Gandhi Goes to Champaran to Investigate Conditions of Local Farmers

Bhumihar Brahmins in Champaran had earlier revolted against the conditions of indigo cultivation in 1914 (at Pipra) and 1916 (Turkaulia). Then Pandit Raj Kumar Shukla persuaded Mahatma Gandhi to visit Champaran and the "Champaran Satyagraha" began.

At around the same time the Indian National Congress in December 1916 passed at Lucknow a resolution requesting the Government to appoint a committee of both officials and non-officials to inquire into the agrarian trouble facing the district.

Gandhi's historic visit to Champaran was opposed by the British rulers. An order asking him to leave Champaran was served upon him as soon as he arrived at Motihari. Gandhi defied the order. Of the several prominent persons who rallied round him, mention may be made of Dr. Rajendra Prasad,Acharya Kriplani, Mahadeo Desai, C. F. Andrews, H. S. Pollock, Dr. Anugrah Narayan Singh, Raj Kishore Prasad, Ram Nawami Prasad and Dharnidhar Prasad.

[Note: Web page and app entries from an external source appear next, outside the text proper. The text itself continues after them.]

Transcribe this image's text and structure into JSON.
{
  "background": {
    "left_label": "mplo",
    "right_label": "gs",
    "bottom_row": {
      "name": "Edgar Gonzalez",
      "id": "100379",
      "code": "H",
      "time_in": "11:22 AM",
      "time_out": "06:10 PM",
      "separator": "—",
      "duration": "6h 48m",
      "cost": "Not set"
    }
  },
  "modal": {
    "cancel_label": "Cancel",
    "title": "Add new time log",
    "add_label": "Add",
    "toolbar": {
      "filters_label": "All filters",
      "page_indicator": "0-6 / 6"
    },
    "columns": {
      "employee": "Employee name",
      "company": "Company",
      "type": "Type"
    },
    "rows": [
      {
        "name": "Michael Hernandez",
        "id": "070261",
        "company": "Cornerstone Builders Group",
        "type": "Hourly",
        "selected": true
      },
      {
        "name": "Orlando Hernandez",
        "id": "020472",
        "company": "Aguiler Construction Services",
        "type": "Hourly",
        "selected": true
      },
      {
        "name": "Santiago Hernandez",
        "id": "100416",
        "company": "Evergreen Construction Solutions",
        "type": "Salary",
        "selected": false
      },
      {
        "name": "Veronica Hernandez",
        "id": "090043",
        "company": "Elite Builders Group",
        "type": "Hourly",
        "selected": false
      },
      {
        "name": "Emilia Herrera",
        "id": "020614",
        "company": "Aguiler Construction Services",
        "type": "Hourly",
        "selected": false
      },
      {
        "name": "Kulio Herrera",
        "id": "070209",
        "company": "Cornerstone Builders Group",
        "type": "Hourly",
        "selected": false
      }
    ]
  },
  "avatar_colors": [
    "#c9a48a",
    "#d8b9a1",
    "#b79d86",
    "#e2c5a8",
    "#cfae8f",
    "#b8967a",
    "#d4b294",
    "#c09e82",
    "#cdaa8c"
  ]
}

After considerable struggle the Government was compelled to lift the ban on Gandhi's stay here. For the first time on Indian soil Satyagraha (Non-Violence) was successfully put to the test. Eventually a committee of inquiry was appointed by the Government under the chairmanship of Frank Shy. Gandhi was also made one of the members of the committee. On the basis of valued recommendations of the committee, the Champaran Agraria Law (Bihar and Orissa Act I of 1918) was passed.

In 1920, Gandhi made an extensive tour of Bihar before launching the non-co-operation movement, which earned full support in the district as well. In 1929, a group of volunteers from Champran district came to demonstrate against the Simon commission. In the same year the 21st session of the Bihar students conference was held at Motihari.

As a reaction against the failure of the round table conference held in 1932 there was a popular gathering at Motihari to take the pledge for Independence. Police fired upon the gatherings and charged the demonstrators, armed with lathis.

In course of time, the development of synthetic dyes made the cultivation of indigo redundant.

The fact that he was committed to abstention from political agitation during the war did not prevent Gandhi from championing just grievances which could not brook delay. In the summer of 1917, he went to the indigo-growing district of Champaran and took up the cause of the tenants against the European planters. The same year he led the textile workers of Ahmedabad in a strike against the mill-owners. The following year, he agitated for reduction of land tax in Kaira district where crops had suffered from the failure of rains. The local officers were perturbed by Gandhi’s activities but the Government was anxious not to precipi9tate a show-down. Gandhi himself took care to localize these conflicts and sought solutions which secured a modicum of rustice to the workers and peasants without creating a national crisis.